Hummer sale could veer off-road
Jui Chakravorty Das
General Motors has not even officially put Hummer up for sale yet, and likely buyers are already backing away.
Three carmakers that held exploratory talks with GM on a possible Hummer sale are now expressing disinterest, meaning only one thing is certain: Hummer is going to be a tough sell.
Hummer is not a particularly attractive asset as petrol prices squeeze drivers worldwide and environmental concerns increasingly trump any other notion of what's cool.
Modelled on US military vehicles widely deployed in the Gulf War in 1991, the Hummer sports utility vehicle made its debut shortly after, when US petrol prices were less than half what they are now.

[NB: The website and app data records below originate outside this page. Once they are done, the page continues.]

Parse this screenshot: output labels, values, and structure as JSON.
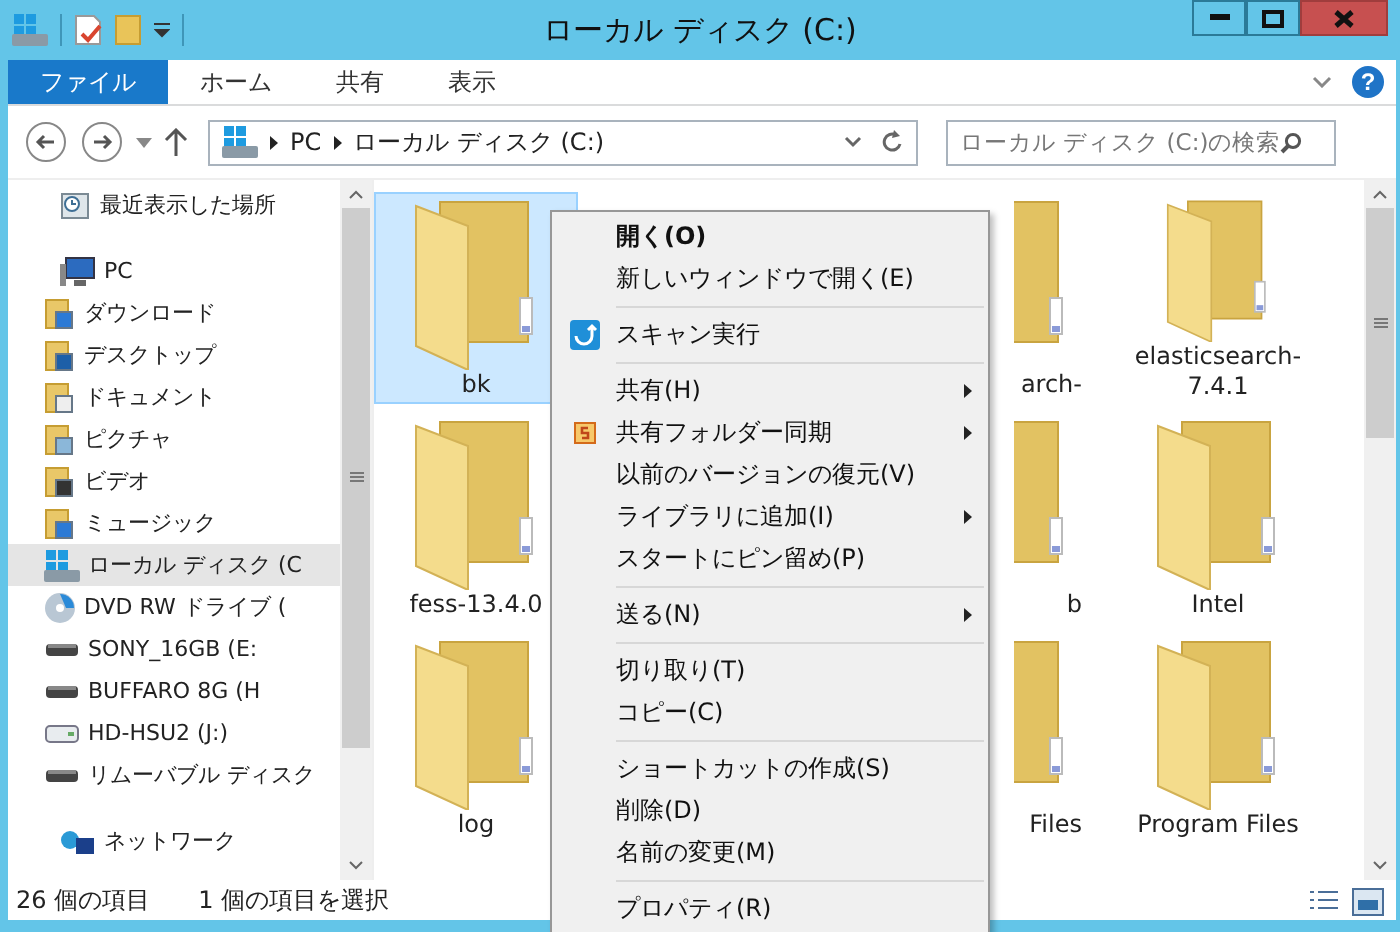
{
  "window": {
    "title": "ローカル ディスク (C:)"
  },
  "ribbon": {
    "tabs": [
      {
        "label": "ファイル",
        "selected": true
      },
      {
        "label": "ホーム",
        "selected": false
      },
      {
        "label": "共有",
        "selected": false
      },
      {
        "label": "表示",
        "selected": false
      }
    ],
    "help": "?"
  },
  "address_bar": {
    "path": [
      "PC",
      "ローカル ディスク (C:)"
    ]
  },
  "search": {
    "placeholder": "ローカル ディスク (C:)の検索"
  },
  "sidebar": {
    "items": [
      {
        "label": "最近表示した場所",
        "kind": "recent",
        "selected": false
      },
      {
        "label": "PC",
        "kind": "pc",
        "selected": false,
        "children": [
          {
            "label": "ダウンロード",
            "kind": "downloads",
            "selected": false
          },
          {
            "label": "デスクトップ",
            "kind": "desktop",
            "selected": false
          },
          {
            "label": "ドキュメント",
            "kind": "documents",
            "selected": false
          },
          {
            "label": "ピクチャ",
            "kind": "pictures",
            "selected": false
          },
          {
            "label": "ビデオ",
            "kind": "videos",
            "selected": false
          },
          {
            "label": "ミュージック",
            "kind": "music",
            "selected": false
          },
          {
            "label": "ローカル ディスク (C",
            "kind": "disk",
            "selected": true
          },
          {
            "label": "DVD RW ドライブ (",
            "kind": "dvd",
            "selected": false
          },
          {
            "label": "SONY_16GB (E:",
            "kind": "drive",
            "selected": false
          },
          {
            "label": "BUFFARO 8G (H",
            "kind": "drive",
            "selected": false
          },
          {
            "label": "HD-HSU2 (J:)",
            "kind": "hdd",
            "selected": false
          },
          {
            "label": "リムーバブル ディスク",
            "kind": "drive",
            "selected": false
          }
        ]
      },
      {
        "label": "ネットワーク",
        "kind": "network",
        "selected": false
      }
    ]
  },
  "folders": [
    {
      "label": "bk",
      "selected": true
    },
    {
      "label": "arch-",
      "selected": false
    },
    {
      "label": "elasticsearch-7.4.1",
      "selected": false
    },
    {
      "label": "fess-13.4.0",
      "selected": false
    },
    {
      "label": "b",
      "selected": false
    },
    {
      "label": "Intel",
      "selected": false
    },
    {
      "label": "log",
      "selected": false
    },
    {
      "label": "Files",
      "selected": false
    },
    {
      "label": "Program Files",
      "selected": false
    }
  ],
  "context_menu": [
    {
      "kind": "item",
      "label": "開く(O)",
      "bold": true,
      "submenu": false
    },
    {
      "kind": "item",
      "label": "新しいウィンドウで開く(E)",
      "bold": false,
      "submenu": false
    },
    {
      "kind": "separator"
    },
    {
      "kind": "item",
      "label": "スキャン実行",
      "bold": false,
      "submenu": false
    },
    {
      "kind": "separator"
    },
    {
      "kind": "item",
      "label": "共有(H)",
      "bold": false,
      "submenu": true
    },
    {
      "kind": "item",
      "label": "共有フォルダー同期",
      "bold": false,
      "submenu": true
    },
    {
      "kind": "item",
      "label": "以前のバージョンの復元(V)",
      "bold": false,
      "submenu": false
    },
    {
      "kind": "item",
      "label": "ライブラリに追加(I)",
      "bold": false,
      "submenu": true
    },
    {
      "kind": "item",
      "label": "スタートにピン留め(P)",
      "bold": false,
      "submenu": false
    },
    {
      "kind": "separator"
    },
    {
      "kind": "item",
      "label": "送る(N)",
      "bold": false,
      "submenu": true
    },
    {
      "kind": "separator"
    },
    {
      "kind": "item",
      "label": "切り取り(T)",
      "bold": false,
      "submenu": false
    },
    {
      "kind": "item",
      "label": "コピー(C)",
      "bold": false,
      "submenu": false
    },
    {
      "kind": "separator"
    },
    {
      "kind": "item",
      "label": "ショートカットの作成(S)",
      "bold": false,
      "submenu": false
    },
    {
      "kind": "item",
      "label": "削除(D)",
      "bold": false,
      "submenu": false
    },
    {
      "kind": "item",
      "label": "名前の変更(M)",
      "bold": false,
      "submenu": false
    },
    {
      "kind": "separator"
    },
    {
      "kind": "item",
      "label": "プロパティ(R)",
      "bold": false,
      "submenu": false
    }
  ],
  "status_bar": {
    "item_count": "26 個の項目",
    "selection": "1 個の項目を選択"
  }
}
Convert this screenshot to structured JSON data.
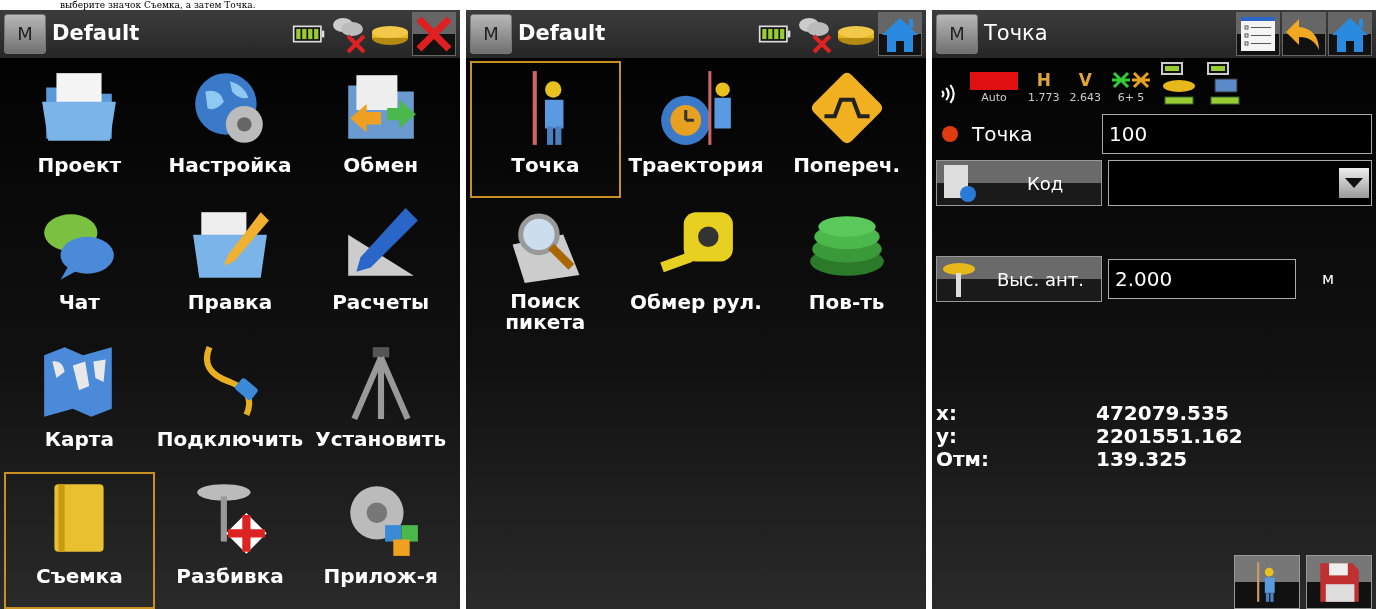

Sources had earlier told Reuters that GM held exploratory talks with India's Mahindra & Mahindra, whose interest in the gas-guzzling brand was muted due to its plans to launch its own truck and SUV in the US market next year. The automaker had declined to comment directly thus far.
But then Mahindra announced on Monday it was "not pursuing" Hummer.
Further underlining the challenge GM faces, Russian oligarch Oleg Deripaska's car unit, Russian Machines, denied a strategic interest in Hummer after sources said last week the tycoon had expressed initial interest.
In a triple whammy, another source said on Monday Hunan Changfeng Motor had held preliminary talks with GM, but the Chinese SUV maker backed off after touring Hummer's US factory, citing limited potential to market the vehicle.
"The Hummer is way too expensive for the Chinese military and demand from civilian buyers is not big enough to justify a purchase, especially with oil prices running near an all-time high," the source said.
The same reasoning would probably apply to other Chinese automakers as well - many of whom have been the subject of speculation as possible Hummer buyers.
"Fuel prices have changed buyers' attitudes," said Kevin Reale, automotive analyst at Endeca Technologies. "Unless someone is going to acquire it for military use, I just don't see it being a viable product line."
Aside from fuel prices, the brand's biggest strength is also its biggest weakness: it is a niche model with a limited product line. That's not ideal for any automaker buying the brand to gain a US presence.
"Hummer needs a complete product overhaul," said Erich Merkle, automotive consultant at Crowe Chizek. "Then again, if you do a complete overhaul, you would take Hummer away from what defines it and makes it the brand that it is."
The original Humvees were multipurpose, off-road military vehicles, but maker AM General launched Hummer for civilians in 1992. GM bought the brand in 1999 and went on to sell the H1, H2 and H3 models.
California Gov. Arnold Schwarzenegger once boasted a fleet of eight Hummers, and he memorably referred to them while debating rivals during the state's gubernatorial race.
But as oil prices have risen, sales have plunged. US demand - comprising the bulk of all Hummer sales - is down 44% so far this year. Schwarzenegger has sold his fleet.
Another challenge a prospective buyer of the brand would face is access to a dealer network. Most
Hummer dealerships are combined with Saab and Cadillac showrooms, so a buyer could be limited to selling only Hummer vehicles in its US showrooms.
Perhaps in response to that potential problem, GM is negotiating with some Hummer dealers to buy out stores, making deals ranging from $2 million to $5 million depending on the size of their businesses, some dealers have told Reuters.
That could indicate GM plans to stop selling Hummer in the US market eventually or it could mean GM hopes to make things more attractive for a buyer by letting it launch its own independent US dealer network.
But the dealer buyouts and preparations to sell the brand come as GM gears up to launch a new Hummer product: the H3T.
The mid-sized Hummer pickup truck will enter a weak market. US sales in that category are down 23 percent through July.
GM, which has lost more than $51 billion in the past three years and aims to raise up to $4 billion through asset sales, needs to get rid of poorly performing brands to raise cash.
But with no interest from the Russian, Indian and Chinese carmakers, and GM's very public financial crisis, anybody still interested in the brand is likely to make a lowball offer.
So short of giving the brand away for pennies on the dollar, it's hard to see what GM might do.
GM CEO Rick Wagoner recently said there is "significant interest" in the automaker's assets, including Hummer.